And what is really wrong, I guess, isn’t that I am lying here in a $100 room with mirrors for a ceiling in the same hotel as Susan Anton—did I mention Susan Anton?—and I’m not having any fun. What is wrong is that there are maybe 2,000 other people staying in this same hotel, looking at themselves in the mirrors on the ceilings—some of them cannot be happy about that—walking through the same slot machines and craps tables, listening to the same dead noises, and all of them, in some way I don’t quite understand, are having fun. Or at least will think so on reflection.

And so I watched these people, trying to figure it out.

I watched a guy late last night, in fact, who was having so much fun I’m still depressed. He was sitting at a blackjack table, with a beautiful girl who worked nights for a living, playing with the blackjack chips, which are worth $100 each.
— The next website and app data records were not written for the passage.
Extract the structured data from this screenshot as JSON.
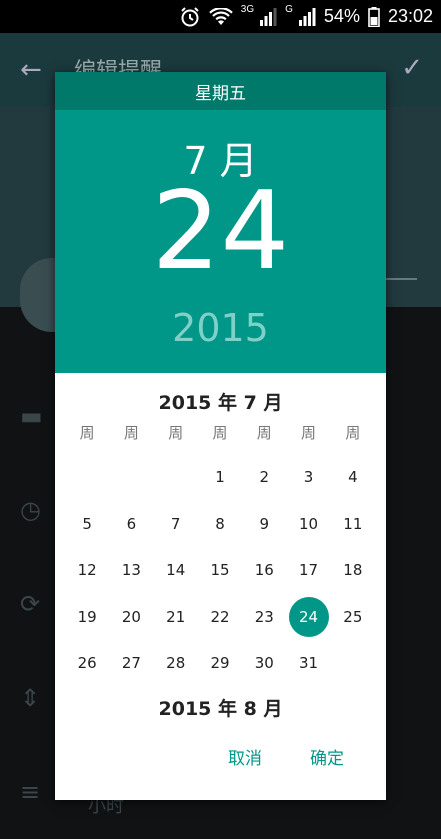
{
  "status_bar": {
    "network1": "3G",
    "network2": "G",
    "battery": "54%",
    "time": "23:02"
  },
  "background_app": {
    "title": "编辑提醒",
    "bottom_text": "小时"
  },
  "dialog": {
    "weekday": "星期五",
    "header_month": "7 月",
    "header_date": "24",
    "header_year": "2015",
    "current_month_title": "2015 年 7 月",
    "next_month_title": "2015 年 8 月",
    "weekday_headers": [
      "周",
      "周",
      "周",
      "周",
      "周",
      "周",
      "周"
    ],
    "days": [
      "",
      "",
      "",
      "1",
      "2",
      "3",
      "4",
      "5",
      "6",
      "7",
      "8",
      "9",
      "10",
      "11",
      "12",
      "13",
      "14",
      "15",
      "16",
      "17",
      "18",
      "19",
      "20",
      "21",
      "22",
      "23",
      "24",
      "25",
      "26",
      "27",
      "28",
      "29",
      "30",
      "31",
      ""
    ],
    "selected_day": "24",
    "cancel_label": "取消",
    "ok_label": "确定"
  },
  "colors": {
    "accent": "#009688",
    "accent_dark": "#00796b",
    "year_text": "#7fd1c7"
  }
}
He touched the chips all the time, enjoying the feel. And he had a cowboy hat that he liked touching, too—he smoothed the brim back like it was a ducktail haircut. And he had a cigar that he rolled in his mouth, looked like he was sucking a Doberman’s leg, and he had rings and a watch, and he touched all that stuff too in an admiring way.

And he called both the dealer and the girl who worked nights baby, and neither of them seemed to mind.

And I sat at the same table with this guy into the morning, trying to see how he did it. I mean, I’ve tried cigars and it wasn’t fun, it felt like something was decaying in my mouth. And I’ve worn cowboy hats, and that’s all right for a little while, but the truth is there’s only three ways to wear one, and after you’ve done that, you’ve done cowboy hats.

And what that left was the jewelry and the stack of black chips and the girl who worked nights for a living. He touched her some, too.

And after a while he and I began to talk, and I asked him if he was having a good time in Las Vegas. Don’t tell me these years in journalism haven’t taught me how to ask questions.

He said yes, he loved risk.

I said, “A safe risk, right? You can afford to lose.”

And he smiled and touched his cigar and his hat and finally patted the girl who worked nights on the bottom. He smiled, she smiled.

He said, “Safe, hell, my wife could walk in here any minute.”